## EXERCISE INPUTS:
*****
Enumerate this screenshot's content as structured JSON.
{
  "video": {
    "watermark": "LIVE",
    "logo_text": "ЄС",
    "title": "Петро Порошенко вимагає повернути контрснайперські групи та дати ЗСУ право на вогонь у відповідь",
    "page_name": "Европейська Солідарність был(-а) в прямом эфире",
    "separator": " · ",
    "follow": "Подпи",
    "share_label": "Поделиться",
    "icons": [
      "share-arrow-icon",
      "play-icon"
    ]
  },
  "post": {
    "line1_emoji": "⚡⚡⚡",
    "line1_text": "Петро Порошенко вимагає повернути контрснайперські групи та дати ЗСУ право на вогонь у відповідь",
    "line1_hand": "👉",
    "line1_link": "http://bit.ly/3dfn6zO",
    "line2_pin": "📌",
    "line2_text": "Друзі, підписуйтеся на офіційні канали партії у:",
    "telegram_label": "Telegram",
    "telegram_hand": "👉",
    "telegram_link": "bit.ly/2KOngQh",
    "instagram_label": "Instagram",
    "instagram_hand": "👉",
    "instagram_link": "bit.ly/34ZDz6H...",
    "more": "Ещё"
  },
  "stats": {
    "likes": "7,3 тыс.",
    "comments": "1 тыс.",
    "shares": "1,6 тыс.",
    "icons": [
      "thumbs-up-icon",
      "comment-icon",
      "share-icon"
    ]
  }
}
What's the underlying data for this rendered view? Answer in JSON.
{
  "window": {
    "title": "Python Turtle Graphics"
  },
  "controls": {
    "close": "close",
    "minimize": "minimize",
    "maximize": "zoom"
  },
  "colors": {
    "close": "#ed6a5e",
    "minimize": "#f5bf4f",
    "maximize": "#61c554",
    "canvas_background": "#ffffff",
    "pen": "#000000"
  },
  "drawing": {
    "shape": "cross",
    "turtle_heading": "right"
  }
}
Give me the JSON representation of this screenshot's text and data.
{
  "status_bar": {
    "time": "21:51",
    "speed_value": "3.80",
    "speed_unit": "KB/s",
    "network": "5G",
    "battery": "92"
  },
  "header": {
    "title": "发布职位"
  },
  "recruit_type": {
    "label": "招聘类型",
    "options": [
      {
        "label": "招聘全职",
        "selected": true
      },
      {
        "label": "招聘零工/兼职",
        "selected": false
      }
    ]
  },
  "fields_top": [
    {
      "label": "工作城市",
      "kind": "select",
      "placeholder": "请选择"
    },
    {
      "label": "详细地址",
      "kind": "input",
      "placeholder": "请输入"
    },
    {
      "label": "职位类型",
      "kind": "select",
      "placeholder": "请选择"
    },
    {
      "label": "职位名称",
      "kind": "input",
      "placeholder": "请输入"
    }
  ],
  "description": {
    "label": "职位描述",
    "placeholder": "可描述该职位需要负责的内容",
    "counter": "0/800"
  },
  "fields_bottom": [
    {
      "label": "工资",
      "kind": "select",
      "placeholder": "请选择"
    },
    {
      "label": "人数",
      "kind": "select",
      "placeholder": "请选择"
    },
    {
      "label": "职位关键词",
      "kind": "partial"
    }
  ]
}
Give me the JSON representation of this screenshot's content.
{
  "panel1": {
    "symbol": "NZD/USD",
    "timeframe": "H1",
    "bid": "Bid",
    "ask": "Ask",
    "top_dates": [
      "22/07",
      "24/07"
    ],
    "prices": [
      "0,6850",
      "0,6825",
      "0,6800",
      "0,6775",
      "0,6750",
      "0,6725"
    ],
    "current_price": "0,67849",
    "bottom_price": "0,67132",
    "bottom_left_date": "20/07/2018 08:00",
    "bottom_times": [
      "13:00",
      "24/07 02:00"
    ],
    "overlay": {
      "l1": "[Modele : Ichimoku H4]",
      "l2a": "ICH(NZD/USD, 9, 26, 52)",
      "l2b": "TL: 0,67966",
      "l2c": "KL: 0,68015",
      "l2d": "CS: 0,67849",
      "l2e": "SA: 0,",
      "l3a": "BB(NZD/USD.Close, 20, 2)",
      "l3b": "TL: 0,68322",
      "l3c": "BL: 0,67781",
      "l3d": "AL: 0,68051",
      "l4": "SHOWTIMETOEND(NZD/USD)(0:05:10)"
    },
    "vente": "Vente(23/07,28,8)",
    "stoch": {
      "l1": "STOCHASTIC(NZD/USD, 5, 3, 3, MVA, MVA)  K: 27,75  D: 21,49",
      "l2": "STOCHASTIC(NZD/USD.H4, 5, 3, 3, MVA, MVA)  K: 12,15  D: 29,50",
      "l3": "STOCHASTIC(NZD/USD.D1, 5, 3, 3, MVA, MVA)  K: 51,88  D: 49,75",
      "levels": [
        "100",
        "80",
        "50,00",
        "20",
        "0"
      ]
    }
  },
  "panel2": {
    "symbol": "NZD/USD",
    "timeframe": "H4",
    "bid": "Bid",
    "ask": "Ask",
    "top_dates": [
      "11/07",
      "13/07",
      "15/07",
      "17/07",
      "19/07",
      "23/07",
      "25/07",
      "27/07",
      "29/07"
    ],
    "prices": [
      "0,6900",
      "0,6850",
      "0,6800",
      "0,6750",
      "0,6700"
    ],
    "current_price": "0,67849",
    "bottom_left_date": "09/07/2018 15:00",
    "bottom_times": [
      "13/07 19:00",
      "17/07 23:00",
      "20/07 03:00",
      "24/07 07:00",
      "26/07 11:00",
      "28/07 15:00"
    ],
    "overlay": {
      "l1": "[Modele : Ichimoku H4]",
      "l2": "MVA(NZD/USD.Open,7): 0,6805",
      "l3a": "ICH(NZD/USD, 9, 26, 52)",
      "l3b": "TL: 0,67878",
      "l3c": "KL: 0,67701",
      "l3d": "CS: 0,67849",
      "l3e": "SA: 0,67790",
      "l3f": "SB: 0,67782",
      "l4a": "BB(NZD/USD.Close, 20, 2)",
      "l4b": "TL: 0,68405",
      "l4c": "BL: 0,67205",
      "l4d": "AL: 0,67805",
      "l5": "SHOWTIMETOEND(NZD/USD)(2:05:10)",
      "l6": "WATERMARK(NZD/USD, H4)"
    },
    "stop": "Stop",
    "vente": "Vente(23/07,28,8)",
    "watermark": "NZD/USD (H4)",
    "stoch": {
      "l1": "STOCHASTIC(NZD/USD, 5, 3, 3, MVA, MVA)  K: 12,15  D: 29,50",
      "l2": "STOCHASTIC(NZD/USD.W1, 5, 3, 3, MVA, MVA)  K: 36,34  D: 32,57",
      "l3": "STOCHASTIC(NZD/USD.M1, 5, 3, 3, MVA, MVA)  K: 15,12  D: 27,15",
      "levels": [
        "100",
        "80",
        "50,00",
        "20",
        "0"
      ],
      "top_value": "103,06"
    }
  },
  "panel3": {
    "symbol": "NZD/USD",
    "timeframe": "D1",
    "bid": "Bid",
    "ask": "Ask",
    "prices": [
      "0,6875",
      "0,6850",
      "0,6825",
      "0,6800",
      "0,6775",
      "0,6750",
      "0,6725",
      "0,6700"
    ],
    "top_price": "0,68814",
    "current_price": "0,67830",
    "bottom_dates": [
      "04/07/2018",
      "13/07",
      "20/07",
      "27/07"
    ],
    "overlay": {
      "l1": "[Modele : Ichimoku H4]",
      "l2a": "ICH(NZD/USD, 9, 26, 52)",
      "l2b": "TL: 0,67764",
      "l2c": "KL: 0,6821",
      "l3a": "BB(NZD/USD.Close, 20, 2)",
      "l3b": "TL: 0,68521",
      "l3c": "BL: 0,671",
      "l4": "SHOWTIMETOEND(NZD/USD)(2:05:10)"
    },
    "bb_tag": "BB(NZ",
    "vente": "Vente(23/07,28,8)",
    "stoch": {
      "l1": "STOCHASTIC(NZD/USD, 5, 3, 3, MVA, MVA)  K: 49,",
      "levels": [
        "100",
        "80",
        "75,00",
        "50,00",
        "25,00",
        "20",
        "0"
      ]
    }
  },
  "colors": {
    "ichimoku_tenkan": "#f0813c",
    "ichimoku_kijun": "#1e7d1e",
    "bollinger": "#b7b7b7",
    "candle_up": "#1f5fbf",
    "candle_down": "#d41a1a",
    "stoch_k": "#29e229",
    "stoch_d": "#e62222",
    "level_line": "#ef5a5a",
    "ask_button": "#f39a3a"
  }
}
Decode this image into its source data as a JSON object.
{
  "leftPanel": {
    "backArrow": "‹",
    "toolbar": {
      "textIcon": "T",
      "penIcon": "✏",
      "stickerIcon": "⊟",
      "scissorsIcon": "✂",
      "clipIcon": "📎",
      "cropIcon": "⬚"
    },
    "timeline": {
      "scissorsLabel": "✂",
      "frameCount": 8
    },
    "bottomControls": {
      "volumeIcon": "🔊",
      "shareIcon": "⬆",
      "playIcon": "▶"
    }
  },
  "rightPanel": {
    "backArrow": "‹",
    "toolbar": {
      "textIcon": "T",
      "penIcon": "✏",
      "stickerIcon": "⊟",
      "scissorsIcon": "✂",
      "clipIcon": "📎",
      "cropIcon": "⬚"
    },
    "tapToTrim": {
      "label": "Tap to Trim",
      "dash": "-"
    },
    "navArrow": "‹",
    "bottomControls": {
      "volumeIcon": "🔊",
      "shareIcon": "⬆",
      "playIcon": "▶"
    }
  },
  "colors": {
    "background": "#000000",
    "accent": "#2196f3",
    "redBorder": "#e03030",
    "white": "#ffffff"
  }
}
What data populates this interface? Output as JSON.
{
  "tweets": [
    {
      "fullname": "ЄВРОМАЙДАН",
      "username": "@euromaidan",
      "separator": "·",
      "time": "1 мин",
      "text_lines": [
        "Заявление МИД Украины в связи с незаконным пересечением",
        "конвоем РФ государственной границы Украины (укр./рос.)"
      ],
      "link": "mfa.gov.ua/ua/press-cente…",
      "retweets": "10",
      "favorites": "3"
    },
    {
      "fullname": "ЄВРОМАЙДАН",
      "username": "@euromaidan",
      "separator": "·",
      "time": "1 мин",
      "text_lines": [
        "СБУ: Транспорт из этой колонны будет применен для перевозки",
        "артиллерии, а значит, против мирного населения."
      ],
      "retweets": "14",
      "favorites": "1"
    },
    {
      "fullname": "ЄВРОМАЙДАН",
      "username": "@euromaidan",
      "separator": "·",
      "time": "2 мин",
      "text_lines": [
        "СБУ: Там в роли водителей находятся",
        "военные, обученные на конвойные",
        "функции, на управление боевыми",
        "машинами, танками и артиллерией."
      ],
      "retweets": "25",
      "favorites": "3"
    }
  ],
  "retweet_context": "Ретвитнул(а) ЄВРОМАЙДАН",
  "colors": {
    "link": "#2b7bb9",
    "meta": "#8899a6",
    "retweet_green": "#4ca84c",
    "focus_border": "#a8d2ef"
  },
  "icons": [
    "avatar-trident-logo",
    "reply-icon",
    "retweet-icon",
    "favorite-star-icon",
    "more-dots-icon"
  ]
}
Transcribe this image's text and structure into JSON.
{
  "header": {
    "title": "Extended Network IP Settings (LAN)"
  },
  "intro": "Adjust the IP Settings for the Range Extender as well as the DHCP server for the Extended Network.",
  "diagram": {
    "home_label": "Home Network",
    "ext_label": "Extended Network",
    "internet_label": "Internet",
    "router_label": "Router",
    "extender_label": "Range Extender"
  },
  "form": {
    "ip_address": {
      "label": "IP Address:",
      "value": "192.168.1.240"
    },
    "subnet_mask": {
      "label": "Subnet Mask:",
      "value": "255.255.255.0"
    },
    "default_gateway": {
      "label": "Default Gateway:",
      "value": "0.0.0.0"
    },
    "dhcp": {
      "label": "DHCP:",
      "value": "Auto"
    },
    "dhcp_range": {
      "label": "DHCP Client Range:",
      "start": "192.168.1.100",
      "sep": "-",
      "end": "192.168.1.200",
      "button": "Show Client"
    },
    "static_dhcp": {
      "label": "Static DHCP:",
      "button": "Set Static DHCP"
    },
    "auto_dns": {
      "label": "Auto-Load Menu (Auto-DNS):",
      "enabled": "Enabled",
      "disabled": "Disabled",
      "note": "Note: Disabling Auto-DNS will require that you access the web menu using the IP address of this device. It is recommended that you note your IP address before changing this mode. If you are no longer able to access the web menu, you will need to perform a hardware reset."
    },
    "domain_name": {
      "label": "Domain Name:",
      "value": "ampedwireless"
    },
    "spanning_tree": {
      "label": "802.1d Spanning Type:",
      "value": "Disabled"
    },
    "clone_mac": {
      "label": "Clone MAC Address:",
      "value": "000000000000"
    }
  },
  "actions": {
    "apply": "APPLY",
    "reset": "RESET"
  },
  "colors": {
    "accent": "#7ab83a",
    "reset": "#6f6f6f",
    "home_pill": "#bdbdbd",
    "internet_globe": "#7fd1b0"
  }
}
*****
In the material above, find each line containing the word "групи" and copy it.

## TASK RESULT:
    "title": "Петро Порошенко вимагає повернути контрснайперські групи та дати ЗСУ право на вогонь у відповідь",
    "line1_text": "Петро Порошенко вимагає повернути контрснайперські групи та дати ЗСУ право на вогонь у відповідь",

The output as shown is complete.